Janzi comes from the Luganda word ejjanzi (grasshopper).

The three-month tour that started on January 28, will take Ssewa Ssewa and his band to Denmark, Spain, France, Austria, Netherlands, Belgium and Germany, where he will conduct workshops on the instrument and its music, participate in cultural exchanges, collaborations, live performances and studio recording sessions with different musicians.

Before he invented the janzi, Ssewa Ssewa was an adungu player. A series of events made him invent the new music instrument.

Sometime in 2014, while on a tour in Denmark, a fellow band member was not allowed to take his adungu on board at the Copenhagen airport because it had nails that were considered a security risk.

Ssewa Ssewa said he respected the decision of the airport officers considering the appearance of the instrument. The adungu does not come with a casing unlike most modern music instruments.  

This incident came to mind when he wanted to fix his broken adungu in 2015.

“I called a carpenter and I asked him if he could fix the neck of my adungu. As the carpenter went to pick his tape measure, this brilliant idea came to mind that I could be a bit innovative with the instrument. When the carpenter came back, I told him I didn’t want to fix the broken adungu anymore and instead I showed him a sketch I had drawn of a new instrument, based on the adungu.”

“We started working on the instrument which resulted in a modern looking instrument, fully amplified, with modern tuning pegs, good design and sound, and no sticking nails, meaning my bandmates can take it on board a flight without trouble,” said Ssewa Ssewa.

The difference between the janzi and adungu is that while the janzi is tuned in two scales, diatonic and pentatonic, the adungu is tuned in one scale, mostly pentatonic.

The janzi is entirely made of mahogany, and is fully amplified with professional pickups; it uses modern, strong and reliable tuning pegs and has a strong and distinctive new sound compared with the adungu. It can also be played with four, five, six or seven fingers accordingly and has extra notes.

The adungu is made of wood and cow skin, with wood or nails as tuning pegs. Usually, a player would have to use a stand microphone or twirl the microphone cable around the instrument’s neck for amplification. It can only be played with four fingers.

The janzi has two long wooden necks on the left and right, with a narrow space in between. It is made up of 22 strings, 11 strings on either side attached to the sound box with plastic strings. Since it is amplified, it can be connected on any sound systems. Ssewa Ssewa used guitar pegs instead of the usual wooden pegs or nails found on the adungu.

“The janzi has improved my music knowledge and the playing technic is different, meaning an adungu player cannot easily play it,” said Ssewa Ssewa.

In 2017, Ssewa Ssewa and his Janzi Band released their debut album Down in Uganda. The music can be purchased on iTunes, Spotify and Amazon online music stores. He has also written the Janzi Instruction Book.
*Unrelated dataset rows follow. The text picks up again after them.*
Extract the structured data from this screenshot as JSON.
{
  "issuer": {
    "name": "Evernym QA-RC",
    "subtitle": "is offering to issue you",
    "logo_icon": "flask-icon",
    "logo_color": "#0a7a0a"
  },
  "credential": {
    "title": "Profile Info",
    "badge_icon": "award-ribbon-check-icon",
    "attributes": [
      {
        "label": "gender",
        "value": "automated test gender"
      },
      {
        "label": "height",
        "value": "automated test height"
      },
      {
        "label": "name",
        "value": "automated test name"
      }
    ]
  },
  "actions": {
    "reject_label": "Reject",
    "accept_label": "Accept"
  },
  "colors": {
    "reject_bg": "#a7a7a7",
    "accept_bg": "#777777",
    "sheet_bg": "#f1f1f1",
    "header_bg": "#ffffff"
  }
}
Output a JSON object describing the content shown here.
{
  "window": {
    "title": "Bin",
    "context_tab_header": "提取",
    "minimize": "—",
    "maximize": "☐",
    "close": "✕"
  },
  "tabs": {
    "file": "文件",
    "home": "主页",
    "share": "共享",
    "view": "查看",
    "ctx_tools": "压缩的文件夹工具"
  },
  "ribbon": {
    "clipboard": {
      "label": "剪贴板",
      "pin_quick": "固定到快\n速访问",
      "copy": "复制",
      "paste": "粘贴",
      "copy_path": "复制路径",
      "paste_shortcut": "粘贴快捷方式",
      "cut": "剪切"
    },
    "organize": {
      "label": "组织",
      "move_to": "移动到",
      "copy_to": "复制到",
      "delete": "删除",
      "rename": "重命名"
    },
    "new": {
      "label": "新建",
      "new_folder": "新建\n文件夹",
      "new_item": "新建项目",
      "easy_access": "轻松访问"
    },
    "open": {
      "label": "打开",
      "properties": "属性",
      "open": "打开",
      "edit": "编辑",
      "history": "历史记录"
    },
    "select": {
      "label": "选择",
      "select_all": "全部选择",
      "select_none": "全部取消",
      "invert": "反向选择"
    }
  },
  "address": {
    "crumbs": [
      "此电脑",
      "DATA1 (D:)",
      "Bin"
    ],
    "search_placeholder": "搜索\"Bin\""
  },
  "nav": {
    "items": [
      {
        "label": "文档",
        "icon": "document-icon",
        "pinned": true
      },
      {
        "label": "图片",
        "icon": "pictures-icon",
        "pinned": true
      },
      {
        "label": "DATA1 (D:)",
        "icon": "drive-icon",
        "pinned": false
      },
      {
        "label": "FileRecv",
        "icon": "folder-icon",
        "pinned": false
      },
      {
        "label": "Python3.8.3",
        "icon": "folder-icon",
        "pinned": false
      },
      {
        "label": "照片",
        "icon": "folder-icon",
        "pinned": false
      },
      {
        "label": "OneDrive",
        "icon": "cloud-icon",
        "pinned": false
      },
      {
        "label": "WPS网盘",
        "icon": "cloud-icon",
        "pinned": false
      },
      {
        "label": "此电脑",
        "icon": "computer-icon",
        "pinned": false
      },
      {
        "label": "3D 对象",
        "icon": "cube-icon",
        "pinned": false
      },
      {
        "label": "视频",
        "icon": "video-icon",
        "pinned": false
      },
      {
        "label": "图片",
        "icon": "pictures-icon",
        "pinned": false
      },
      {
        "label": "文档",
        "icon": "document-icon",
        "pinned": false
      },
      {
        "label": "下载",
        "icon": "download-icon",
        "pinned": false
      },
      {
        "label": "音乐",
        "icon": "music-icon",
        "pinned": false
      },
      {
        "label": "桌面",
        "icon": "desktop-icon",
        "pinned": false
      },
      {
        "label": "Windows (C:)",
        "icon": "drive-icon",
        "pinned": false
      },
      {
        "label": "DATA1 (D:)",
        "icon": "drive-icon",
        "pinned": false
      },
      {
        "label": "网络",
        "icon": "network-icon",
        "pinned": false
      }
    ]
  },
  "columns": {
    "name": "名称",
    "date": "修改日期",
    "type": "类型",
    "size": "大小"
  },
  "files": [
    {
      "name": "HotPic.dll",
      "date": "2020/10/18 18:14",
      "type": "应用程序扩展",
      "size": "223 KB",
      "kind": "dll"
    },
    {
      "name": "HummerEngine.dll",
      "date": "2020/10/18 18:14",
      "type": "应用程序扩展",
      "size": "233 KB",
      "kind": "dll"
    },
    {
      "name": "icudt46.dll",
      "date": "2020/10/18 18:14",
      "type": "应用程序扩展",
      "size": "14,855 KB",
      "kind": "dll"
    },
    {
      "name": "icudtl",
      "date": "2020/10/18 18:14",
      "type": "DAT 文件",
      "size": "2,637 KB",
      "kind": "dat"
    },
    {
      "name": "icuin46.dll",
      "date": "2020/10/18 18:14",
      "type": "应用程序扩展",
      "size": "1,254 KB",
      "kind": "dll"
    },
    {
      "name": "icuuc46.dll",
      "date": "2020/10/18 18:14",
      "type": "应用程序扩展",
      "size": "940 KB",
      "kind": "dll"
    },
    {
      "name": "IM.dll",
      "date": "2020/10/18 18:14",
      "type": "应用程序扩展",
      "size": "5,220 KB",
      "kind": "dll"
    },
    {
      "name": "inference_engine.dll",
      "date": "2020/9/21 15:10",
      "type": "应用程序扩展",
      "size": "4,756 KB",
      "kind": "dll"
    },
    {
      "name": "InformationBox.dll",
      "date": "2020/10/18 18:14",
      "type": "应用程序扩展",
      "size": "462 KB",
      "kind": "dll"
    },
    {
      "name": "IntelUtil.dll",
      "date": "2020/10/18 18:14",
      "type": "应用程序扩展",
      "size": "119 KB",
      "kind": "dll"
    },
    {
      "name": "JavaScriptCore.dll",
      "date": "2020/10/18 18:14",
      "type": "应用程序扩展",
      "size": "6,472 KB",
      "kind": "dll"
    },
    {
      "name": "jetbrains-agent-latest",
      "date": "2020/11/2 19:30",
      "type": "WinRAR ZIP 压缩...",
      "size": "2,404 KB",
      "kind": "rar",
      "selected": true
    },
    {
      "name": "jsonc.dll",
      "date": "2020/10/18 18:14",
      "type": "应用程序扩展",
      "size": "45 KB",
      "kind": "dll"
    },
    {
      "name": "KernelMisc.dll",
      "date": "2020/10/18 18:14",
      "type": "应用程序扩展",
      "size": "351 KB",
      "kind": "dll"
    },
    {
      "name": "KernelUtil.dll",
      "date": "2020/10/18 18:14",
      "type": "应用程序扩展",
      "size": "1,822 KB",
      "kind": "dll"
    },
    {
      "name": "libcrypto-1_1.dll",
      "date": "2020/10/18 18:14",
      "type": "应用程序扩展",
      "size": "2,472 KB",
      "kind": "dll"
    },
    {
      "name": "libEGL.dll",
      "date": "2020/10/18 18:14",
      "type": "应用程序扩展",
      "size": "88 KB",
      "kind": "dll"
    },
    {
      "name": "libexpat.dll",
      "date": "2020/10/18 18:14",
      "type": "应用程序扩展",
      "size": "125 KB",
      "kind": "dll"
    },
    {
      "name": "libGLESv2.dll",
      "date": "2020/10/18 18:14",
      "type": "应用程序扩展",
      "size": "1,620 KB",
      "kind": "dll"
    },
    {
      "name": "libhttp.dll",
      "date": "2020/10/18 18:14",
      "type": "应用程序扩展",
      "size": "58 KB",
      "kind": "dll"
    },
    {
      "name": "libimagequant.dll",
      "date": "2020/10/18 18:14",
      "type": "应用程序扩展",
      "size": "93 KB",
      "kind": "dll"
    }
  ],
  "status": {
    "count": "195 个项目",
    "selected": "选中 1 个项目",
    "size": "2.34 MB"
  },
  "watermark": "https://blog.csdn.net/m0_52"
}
On whether he has identified a manufacturer to produce the instrument, he said: “It would be nice, but I have not yet found partners or manufactures to work with for large scale production. Currently I am still doing it on a small scale in my backyard.”